Researchers Find a Link Between Trump Voters and Opioid Use

The president is essentially ignoring a drug crisis that’s hurting his supporters.

Stuart Ritchie/Getty Images

Let our journalists help you make sense of the noise: Subscribe to the Mother Jones Daily newsletter and get a recap of news that matters.

A study published on Friday by scientists at the University of Texas and the University of Toronto points to a connection between Trump country and the nation’s opioid crisis.

The report, published in the Journal of the American Medical Association, gathered data at the county level showing a correlation between Trump voters and the drug epidemic. “Support for the Republican candidate in the 2016 election is a marker for physical conditions, economic circumstances, and cultural forces associated with opioid use,” the authors say.

The study identified factors that contribute to high levels of opioid abuse in areas like Appalachia and the Rust Belt. These include income inequality, unemployment, poor education, and lack of access to healthcare. But the “commonly used socioeconomic indicators do not totally capture” all the forces driving the epidemic or explain why it is so concentrated in particular areas, they note.

The JAMA study relied on Medicare prescription data from nearly 4 million Americans across most counties in the country. The researchers looked at how many people in each county were given opioid prescriptions lasting 90 days or longer, and checked those numbers against vote counts from the 2016 election. In nearly 700 counties with opioid prescription rates that were significantly higher than the average county rate, according to the study, voters backed Trump at a 21 percent higher rate than in counties with significantly lower rates of opioid use.

The Centers for Disease Control has reported that in 2016 at least 42,000 people died of opioid overdoses in the US (which may be a low estimate). About 40 percent of these deaths involved prescriptions.

Keith Humphreys, a public health and drug policy expert at Stanford, says that the results support the theory that Trump did well in what researcher Kathleen Frydl has referred to as the “Oxy Electorate,” a portion of the population that Humphreys says “is stricken not only with opioid overprescribing, but also heavy drinking, social isolation, and declining job prospects.”

Trump has taken little substantive action to address the nation’s opioid epidemic. In fact, his administration’s efforts to undermine Obamacare have the potential to seriously harm this afflicted part of his base.

“The question I am left with,” Humphreys says, “is how can the government help addicted people who live in places where the dominant politics center on hatred of the government.”

IT'S NOT THAT WE'RE SCREWED WITHOUT TRUMP:

"It's that we're screwed with or without him if we can't show the public that what we do matters for the long term," writes Mother Jones CEO Monika Bauerlein as she kicks off our drive to raise $350,000 in donations from readers by July 17.

This is a big one for us. It's our first time asking for an outpouring of support since screams of FAKE NEWS and so much of what Trump stood for made everything we do so visceral.

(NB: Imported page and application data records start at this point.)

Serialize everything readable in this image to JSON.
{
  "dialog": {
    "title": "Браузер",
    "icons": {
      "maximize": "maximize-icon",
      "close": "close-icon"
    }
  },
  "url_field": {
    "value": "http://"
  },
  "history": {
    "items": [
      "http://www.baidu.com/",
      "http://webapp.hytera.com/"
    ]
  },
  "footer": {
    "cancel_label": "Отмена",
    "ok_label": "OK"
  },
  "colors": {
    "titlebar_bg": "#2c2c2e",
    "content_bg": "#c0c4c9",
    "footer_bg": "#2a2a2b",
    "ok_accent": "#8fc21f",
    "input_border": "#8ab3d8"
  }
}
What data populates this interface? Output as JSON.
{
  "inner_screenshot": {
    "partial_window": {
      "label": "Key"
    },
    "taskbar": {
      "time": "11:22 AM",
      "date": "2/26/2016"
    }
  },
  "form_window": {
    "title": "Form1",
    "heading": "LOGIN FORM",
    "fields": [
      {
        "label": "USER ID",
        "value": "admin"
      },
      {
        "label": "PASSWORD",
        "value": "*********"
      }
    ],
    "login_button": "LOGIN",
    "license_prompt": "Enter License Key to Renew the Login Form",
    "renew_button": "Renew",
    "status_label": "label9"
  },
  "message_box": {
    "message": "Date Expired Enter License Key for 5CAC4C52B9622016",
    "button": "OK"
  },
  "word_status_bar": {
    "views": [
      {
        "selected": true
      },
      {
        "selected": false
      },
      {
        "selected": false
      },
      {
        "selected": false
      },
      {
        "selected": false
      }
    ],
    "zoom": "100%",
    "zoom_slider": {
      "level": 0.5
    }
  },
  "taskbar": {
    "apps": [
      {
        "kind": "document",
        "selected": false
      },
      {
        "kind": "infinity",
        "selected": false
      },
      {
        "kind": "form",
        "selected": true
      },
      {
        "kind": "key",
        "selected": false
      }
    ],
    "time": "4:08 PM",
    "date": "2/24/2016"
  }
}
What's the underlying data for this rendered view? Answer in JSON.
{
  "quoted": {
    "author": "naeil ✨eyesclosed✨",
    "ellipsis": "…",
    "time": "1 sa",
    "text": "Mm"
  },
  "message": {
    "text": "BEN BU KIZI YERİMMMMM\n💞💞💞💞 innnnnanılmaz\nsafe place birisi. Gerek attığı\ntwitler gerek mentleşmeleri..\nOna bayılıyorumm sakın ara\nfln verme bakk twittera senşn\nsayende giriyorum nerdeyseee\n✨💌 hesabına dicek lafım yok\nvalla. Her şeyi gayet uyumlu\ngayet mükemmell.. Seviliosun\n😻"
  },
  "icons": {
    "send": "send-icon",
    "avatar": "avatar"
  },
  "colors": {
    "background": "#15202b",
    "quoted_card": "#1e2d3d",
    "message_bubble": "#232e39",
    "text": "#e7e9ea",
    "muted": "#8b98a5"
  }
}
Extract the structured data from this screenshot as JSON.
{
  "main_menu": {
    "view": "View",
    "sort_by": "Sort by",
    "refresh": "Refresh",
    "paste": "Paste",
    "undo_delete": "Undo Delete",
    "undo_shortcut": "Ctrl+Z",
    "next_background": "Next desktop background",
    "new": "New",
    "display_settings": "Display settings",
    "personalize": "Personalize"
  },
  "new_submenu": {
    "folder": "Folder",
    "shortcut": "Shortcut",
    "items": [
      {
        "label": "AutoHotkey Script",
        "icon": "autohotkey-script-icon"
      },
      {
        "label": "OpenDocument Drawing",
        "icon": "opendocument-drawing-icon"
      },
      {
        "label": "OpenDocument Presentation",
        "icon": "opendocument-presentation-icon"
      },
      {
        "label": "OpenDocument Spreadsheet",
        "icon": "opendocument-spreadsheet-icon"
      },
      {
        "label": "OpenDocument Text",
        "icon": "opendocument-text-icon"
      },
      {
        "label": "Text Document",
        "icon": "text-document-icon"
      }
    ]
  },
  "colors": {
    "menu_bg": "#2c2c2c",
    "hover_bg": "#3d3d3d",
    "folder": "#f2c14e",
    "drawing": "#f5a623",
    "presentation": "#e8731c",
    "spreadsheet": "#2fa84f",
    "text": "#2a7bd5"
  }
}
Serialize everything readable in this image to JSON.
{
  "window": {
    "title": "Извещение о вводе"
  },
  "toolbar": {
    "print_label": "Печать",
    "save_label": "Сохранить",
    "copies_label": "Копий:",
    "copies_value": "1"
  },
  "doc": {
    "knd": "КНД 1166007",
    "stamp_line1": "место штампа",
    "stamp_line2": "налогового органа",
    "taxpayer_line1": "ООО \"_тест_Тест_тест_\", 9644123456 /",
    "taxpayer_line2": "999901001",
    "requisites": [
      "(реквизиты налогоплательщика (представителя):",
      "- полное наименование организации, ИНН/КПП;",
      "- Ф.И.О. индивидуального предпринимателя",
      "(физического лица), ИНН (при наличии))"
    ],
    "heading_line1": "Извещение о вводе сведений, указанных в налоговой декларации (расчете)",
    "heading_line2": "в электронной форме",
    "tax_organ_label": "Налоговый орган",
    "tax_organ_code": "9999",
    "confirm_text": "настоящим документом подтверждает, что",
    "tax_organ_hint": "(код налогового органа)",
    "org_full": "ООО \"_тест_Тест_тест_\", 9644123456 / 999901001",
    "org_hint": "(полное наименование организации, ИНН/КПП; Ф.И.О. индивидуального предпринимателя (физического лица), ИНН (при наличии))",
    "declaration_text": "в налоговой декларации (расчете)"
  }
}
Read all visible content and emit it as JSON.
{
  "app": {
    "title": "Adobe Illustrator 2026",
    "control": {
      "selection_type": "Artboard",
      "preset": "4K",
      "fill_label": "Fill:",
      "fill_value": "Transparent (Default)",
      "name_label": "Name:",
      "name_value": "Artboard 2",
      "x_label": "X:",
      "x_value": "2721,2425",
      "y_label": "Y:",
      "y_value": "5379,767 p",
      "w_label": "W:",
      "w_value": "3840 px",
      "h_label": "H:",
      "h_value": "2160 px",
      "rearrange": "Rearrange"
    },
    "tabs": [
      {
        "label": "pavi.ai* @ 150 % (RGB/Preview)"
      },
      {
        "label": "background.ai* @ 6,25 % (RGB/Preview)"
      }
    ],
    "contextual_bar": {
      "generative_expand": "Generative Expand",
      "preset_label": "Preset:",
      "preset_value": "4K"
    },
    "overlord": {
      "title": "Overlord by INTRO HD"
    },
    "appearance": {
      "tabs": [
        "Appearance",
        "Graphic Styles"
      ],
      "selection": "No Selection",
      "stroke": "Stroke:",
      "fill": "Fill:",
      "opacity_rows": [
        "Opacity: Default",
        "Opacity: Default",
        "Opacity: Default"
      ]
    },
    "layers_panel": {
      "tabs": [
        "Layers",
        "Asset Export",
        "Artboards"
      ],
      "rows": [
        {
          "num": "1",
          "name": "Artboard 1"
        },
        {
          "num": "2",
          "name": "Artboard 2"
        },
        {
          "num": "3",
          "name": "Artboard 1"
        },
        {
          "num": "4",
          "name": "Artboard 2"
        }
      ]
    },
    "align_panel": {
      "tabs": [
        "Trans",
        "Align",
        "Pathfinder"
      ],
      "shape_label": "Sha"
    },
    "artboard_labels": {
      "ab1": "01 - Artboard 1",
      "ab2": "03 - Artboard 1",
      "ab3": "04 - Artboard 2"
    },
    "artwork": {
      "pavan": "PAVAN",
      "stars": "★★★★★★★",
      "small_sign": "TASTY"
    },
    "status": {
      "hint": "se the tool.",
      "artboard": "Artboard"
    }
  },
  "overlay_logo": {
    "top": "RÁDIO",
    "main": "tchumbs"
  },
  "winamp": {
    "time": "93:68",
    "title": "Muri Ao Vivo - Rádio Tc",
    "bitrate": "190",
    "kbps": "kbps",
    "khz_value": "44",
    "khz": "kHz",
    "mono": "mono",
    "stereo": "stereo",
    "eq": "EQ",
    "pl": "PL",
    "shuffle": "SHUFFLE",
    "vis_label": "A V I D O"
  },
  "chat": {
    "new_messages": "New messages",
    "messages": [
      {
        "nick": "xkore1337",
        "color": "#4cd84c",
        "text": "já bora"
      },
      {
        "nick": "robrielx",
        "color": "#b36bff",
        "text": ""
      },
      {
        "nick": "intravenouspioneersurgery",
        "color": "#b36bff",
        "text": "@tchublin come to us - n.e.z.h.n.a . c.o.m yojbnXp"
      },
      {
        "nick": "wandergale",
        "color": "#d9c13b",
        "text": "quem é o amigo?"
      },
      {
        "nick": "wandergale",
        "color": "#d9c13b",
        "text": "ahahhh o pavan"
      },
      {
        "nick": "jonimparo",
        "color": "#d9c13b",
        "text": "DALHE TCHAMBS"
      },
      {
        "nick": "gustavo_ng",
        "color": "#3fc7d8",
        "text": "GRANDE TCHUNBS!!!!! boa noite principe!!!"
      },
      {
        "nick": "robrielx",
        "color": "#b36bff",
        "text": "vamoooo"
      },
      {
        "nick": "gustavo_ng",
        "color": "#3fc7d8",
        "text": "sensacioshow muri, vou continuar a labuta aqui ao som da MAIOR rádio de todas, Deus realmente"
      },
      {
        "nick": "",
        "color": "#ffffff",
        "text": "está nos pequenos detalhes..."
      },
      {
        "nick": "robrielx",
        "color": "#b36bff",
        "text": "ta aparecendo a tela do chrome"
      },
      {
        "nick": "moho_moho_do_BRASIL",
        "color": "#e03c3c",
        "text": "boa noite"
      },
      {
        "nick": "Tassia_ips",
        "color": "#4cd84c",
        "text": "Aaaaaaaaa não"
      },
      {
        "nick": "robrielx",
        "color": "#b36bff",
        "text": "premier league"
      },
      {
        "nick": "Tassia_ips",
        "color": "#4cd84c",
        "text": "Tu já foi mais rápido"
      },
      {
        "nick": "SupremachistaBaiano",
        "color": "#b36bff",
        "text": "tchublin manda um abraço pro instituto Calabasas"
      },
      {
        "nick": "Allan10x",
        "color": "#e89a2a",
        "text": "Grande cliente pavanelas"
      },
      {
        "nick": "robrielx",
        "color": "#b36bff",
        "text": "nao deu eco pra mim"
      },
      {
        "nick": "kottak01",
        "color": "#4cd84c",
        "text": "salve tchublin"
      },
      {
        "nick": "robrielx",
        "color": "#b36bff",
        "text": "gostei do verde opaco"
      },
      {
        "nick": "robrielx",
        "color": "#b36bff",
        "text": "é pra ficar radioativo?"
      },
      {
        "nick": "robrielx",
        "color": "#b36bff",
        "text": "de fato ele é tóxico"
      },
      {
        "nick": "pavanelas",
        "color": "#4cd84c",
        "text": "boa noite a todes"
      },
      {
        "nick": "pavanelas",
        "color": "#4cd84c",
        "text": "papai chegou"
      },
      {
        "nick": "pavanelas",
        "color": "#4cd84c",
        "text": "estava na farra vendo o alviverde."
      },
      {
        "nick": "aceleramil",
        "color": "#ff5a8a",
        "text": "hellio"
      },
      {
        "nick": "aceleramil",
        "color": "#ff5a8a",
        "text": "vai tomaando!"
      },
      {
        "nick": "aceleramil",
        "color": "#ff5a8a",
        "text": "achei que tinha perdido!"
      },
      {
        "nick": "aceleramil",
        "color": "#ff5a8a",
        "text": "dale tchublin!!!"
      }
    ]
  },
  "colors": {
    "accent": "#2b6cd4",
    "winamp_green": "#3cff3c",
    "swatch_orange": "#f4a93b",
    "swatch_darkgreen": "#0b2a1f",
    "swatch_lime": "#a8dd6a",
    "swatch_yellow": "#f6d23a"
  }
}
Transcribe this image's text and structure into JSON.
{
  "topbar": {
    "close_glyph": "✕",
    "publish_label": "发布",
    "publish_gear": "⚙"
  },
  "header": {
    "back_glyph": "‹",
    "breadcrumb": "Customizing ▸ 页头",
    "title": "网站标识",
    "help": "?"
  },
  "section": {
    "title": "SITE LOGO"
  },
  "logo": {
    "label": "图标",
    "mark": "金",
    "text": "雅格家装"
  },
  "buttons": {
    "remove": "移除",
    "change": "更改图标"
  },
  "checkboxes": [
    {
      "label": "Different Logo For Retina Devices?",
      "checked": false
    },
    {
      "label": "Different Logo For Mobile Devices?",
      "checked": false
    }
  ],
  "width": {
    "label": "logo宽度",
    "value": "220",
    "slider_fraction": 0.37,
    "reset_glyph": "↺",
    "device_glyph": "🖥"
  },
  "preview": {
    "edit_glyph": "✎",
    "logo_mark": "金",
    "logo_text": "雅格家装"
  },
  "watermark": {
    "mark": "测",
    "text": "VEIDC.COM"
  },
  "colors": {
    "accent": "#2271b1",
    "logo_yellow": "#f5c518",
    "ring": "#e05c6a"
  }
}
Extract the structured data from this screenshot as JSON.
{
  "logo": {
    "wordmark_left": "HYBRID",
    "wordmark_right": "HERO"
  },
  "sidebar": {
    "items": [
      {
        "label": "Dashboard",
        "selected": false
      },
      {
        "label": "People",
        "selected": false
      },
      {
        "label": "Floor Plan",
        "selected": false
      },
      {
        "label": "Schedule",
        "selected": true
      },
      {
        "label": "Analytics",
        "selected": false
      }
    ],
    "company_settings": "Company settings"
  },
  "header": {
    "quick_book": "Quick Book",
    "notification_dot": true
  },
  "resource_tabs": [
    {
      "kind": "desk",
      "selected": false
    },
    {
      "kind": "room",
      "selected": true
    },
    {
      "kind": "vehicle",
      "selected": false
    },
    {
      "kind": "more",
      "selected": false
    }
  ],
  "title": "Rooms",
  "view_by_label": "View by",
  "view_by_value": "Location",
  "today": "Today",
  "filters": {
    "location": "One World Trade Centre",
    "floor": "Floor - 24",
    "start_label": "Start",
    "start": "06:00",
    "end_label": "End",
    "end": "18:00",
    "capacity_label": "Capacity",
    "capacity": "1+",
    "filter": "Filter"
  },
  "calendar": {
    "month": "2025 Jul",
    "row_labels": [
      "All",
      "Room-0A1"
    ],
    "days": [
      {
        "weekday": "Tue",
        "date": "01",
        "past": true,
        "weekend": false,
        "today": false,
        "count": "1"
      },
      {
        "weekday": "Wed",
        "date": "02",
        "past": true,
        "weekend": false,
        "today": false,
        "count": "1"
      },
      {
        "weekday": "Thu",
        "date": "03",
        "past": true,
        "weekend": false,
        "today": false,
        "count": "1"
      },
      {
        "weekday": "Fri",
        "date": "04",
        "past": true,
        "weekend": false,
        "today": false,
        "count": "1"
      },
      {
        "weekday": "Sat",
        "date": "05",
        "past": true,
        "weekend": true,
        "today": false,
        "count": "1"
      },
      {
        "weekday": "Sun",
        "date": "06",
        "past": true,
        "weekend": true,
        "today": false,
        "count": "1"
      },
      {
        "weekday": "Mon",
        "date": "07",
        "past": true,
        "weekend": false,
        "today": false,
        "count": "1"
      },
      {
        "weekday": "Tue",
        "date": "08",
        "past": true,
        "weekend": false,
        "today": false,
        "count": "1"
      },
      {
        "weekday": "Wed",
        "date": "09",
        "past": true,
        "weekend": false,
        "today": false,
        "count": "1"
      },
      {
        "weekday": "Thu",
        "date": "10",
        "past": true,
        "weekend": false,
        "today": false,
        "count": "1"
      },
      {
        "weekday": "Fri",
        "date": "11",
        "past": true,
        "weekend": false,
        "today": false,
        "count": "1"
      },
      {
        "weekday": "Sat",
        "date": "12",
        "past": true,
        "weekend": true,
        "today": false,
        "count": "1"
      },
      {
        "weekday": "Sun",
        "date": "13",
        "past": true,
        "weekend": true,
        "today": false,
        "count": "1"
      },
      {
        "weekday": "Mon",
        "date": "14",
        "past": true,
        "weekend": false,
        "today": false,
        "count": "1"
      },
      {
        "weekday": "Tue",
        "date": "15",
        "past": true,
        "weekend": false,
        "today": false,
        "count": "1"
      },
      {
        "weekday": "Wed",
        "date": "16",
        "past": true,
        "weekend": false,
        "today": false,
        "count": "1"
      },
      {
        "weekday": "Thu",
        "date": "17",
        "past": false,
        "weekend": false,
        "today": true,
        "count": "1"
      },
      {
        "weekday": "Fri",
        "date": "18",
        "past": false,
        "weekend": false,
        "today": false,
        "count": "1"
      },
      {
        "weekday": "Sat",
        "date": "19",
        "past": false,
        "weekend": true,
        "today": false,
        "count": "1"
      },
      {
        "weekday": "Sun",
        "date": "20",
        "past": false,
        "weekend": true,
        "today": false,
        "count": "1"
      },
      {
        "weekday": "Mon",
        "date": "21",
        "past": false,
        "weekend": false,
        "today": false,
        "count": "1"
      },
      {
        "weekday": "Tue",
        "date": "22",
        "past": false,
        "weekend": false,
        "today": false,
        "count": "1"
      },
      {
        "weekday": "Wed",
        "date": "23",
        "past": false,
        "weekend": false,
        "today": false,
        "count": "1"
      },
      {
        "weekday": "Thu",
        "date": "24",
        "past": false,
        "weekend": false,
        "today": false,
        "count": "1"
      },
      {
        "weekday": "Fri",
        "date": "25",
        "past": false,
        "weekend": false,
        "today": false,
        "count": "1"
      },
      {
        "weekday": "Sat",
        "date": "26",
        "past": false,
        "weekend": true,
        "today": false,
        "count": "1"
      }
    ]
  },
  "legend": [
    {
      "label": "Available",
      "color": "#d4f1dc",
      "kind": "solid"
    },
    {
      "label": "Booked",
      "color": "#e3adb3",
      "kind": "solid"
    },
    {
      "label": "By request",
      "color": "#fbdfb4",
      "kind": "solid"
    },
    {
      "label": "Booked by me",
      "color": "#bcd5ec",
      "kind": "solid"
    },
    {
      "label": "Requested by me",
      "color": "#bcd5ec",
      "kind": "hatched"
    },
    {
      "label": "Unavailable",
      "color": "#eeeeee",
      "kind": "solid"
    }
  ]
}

Like most newsrooms, we face incredibly hard budget realities, and it's unnerving needing to raise big money when traffic is down.

So, as we ask you to consider supporting our team's journalism, we thought we'd slow down and check in about where Mother Jones is and where we're going after the chaotic last several years. This comparatively slow moment is also an urgent one for Mother Jones: You can read more in "Slow News Is Good News," and if you're able to, please support our team's hard-hitting journalism and help us reach our big $350,000 goal with a donation today.

payment methods

IT'S NOT THAT WE'RE SCREWED WITHOUT TRUMP:

"It's that we're screwed with or without him if we can't show the public that what we do matters for the long term," writes Mother Jones CEO Monika Bauerlein as she kicks off our drive to raise $350,000 in donations from readers by July 17.

This is a big one for us. So, as we ask you to consider supporting our team's journalism, we thought we'd slow down and check in about where Mother Jones is and where we're going after the chaotic last several years. This comparatively slow moment is also an urgent one for Mother Jones: You can read more in "Slow News Is Good News," and if you're able to, please support our team's hard-hitting journalism and help us reach our big $350,000 goal with a donation today.

payment methods

We Recommend

Latest

Sign up for our free newsletter

Subscribe to the Mother Jones Daily to have our top stories delivered directly to your inbox.

Get our award-winning magazine

Save big on a full year of investigations, ideas, and insights.

Subscribe

Support our journalism

Help Mother Jones' reporters dig deep with a tax-deductible donation.

Donate